Ayra is a curated marketplace for art from up & coming contemporary artists from under-represented markets



Kolkata, New York, Providence






My background in art history and my brother's background in economics, make us a great founding team. We established Ayra Art this past year with the mission to bridge India and the US through art. We are early in our journey, experimenting with a variety of business models to identify our true value edge.


Our business model experiments 


1. new york art for the indian market 

Given the growing middle class in India, with more people coming into extraneous wealth, the overall Indian Modern and Contemporary art market saw a 36% increase in sales in 2015. 

We conducted a number of user interviews with consumers in India as well as art market experts, such as the former CTO of Art.com, the former head of Sotheby's USA, the current head of Christies, China.

We discovered that:
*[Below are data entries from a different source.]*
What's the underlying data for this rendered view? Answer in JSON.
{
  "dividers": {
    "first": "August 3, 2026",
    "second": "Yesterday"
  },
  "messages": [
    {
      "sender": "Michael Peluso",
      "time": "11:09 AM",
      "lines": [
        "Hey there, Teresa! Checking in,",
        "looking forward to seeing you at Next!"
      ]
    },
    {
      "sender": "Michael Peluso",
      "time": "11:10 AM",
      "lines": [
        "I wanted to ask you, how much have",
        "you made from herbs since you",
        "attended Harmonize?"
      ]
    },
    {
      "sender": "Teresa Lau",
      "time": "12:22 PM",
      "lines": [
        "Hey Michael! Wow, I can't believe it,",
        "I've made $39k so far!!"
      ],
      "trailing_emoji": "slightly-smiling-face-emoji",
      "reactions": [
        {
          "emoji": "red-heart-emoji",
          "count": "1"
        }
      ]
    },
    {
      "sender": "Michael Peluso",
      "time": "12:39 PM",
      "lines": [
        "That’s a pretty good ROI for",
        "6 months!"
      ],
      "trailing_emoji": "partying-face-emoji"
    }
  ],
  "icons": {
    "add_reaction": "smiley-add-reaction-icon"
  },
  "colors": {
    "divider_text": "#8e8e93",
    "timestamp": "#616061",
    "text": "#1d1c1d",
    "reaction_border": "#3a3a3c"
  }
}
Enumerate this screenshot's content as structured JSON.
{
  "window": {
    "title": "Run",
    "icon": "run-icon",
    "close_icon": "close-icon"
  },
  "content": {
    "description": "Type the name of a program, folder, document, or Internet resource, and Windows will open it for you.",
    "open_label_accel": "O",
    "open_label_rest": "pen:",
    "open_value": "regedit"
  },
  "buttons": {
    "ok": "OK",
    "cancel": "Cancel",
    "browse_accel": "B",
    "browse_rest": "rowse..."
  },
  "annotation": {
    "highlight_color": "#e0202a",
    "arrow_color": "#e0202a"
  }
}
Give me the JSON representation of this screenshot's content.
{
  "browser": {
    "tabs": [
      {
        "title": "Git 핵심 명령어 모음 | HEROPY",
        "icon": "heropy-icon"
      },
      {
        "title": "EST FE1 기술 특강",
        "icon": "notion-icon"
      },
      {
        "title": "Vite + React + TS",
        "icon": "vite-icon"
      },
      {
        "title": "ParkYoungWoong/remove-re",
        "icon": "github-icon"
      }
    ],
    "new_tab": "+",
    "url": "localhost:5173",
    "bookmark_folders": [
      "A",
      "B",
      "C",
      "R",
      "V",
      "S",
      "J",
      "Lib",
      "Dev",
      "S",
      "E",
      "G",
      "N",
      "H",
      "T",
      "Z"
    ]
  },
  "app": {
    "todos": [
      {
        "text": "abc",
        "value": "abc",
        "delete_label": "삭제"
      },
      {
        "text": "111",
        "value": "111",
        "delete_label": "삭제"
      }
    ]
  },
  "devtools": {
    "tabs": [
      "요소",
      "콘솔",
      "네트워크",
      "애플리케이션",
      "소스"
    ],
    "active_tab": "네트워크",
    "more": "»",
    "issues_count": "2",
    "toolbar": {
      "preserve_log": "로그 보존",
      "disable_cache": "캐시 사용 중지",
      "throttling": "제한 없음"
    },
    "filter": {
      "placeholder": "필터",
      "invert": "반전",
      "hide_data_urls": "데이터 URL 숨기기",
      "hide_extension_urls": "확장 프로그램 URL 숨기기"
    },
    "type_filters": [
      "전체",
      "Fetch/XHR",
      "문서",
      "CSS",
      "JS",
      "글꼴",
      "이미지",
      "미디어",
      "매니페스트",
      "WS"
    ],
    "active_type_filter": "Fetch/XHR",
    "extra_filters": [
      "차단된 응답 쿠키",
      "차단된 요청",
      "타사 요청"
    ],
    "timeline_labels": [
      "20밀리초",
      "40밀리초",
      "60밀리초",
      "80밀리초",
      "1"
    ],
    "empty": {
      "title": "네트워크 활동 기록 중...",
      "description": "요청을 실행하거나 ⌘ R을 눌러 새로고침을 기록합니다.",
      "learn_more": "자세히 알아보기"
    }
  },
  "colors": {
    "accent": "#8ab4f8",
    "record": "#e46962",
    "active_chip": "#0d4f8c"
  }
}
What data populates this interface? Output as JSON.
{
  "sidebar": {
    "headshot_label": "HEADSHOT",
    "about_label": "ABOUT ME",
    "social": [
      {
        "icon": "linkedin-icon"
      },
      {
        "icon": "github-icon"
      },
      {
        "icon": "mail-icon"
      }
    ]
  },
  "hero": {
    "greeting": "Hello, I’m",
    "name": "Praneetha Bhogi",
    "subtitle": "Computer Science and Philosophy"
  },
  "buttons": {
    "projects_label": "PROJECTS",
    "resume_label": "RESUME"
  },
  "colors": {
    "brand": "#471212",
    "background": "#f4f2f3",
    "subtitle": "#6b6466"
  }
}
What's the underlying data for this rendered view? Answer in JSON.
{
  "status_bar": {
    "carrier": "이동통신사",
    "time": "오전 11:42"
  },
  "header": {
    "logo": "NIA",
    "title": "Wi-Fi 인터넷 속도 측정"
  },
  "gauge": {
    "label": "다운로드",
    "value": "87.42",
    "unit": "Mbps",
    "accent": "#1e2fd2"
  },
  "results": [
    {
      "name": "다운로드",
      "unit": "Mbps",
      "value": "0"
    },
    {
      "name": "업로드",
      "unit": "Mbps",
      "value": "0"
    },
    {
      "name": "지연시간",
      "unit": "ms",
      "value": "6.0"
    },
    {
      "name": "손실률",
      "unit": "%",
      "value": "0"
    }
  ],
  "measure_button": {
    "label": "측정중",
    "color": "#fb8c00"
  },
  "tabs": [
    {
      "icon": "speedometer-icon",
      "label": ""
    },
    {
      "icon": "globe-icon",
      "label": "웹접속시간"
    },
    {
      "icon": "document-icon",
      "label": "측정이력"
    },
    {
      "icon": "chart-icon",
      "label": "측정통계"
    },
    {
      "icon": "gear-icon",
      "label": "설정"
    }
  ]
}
The Indian art market is at a tipping point. Consumers have more liquid assets that they want to invest and their awareness of art as a desirable object has exponentially increased. Consumers in markets similar to where India is want access to art from global markets such as New York. 

Ayra's landing page (www.ayraart.com) for our first show in India 

Given Ayra's cross-country footholds in the US and in India, Ayra was well-positioned to being that conduit for global art in India.

To test our hypothesis, we designed a show for the Kolkata market. We were planning on holding an exclusive, invite-only event that featured "Fine-Food and Fine-Art from New York".

We identified 10-12 artists in the New York area, curated art work that matched the sentiment of the Indian consumer as well as art that we could easily transport. The theme that tied the art together was "inspired by New York" 

We set up relationships with customs in India and the US to smoothen the process of a temporary imports and exports. We finalized a location, a caterer, identified anchor clients, PR agencies and marketing firms. We were marching towards a fantastic event. 

Then Prime Minister Modi's de-monetization scheme hit. India went from having significant cash surplus to becoming a cash-strapped economy overnight, effectively reducing a consumer's willingness to purchase luxury goods like art. With 4 weeks to the show, we had to post-pone our opening till the economy stabilized! 



We successfully put up a show with Artee Collections, an interior design store in Providence, Rhode Island. Artee Collections caters to two distinct customer segments - interior designers and consumers wanting to decorate their homes. What ties both segments is their desire for "decorative art" at low prices. 

Given the mission of Artee Collections to source locally, we curated art from 2 early-stage artists from the East Coast. We selected art that would be resonate with Artee Collections' inventory. 

The show is open until the end of January 2017. 



Over the last year we have been building up a client base in India. We are currently sourcing art work from up & coming artists for a client for his new office space. Given his desire for large-format paintings as well as his need to stay contemporary, we suggested that he rent art and rotate it on a semi-annual basis. A rent-based business model creates a sustainable revenue model for Ayra, while remaining affordable for our clients and giving our artists’ exposure. This experiment is currently underway. 


Where we are headed

We still think the highest-potential market for Ayra is India. We are playing a wait-and-watch game with the market, conducting periodic interviews with potential consumers to identify a good time frame to hold our show.

Based on the results of our other business model experiments, we will evaluate whether Ayra's value proposition is truly unique and is a platform for a successful business.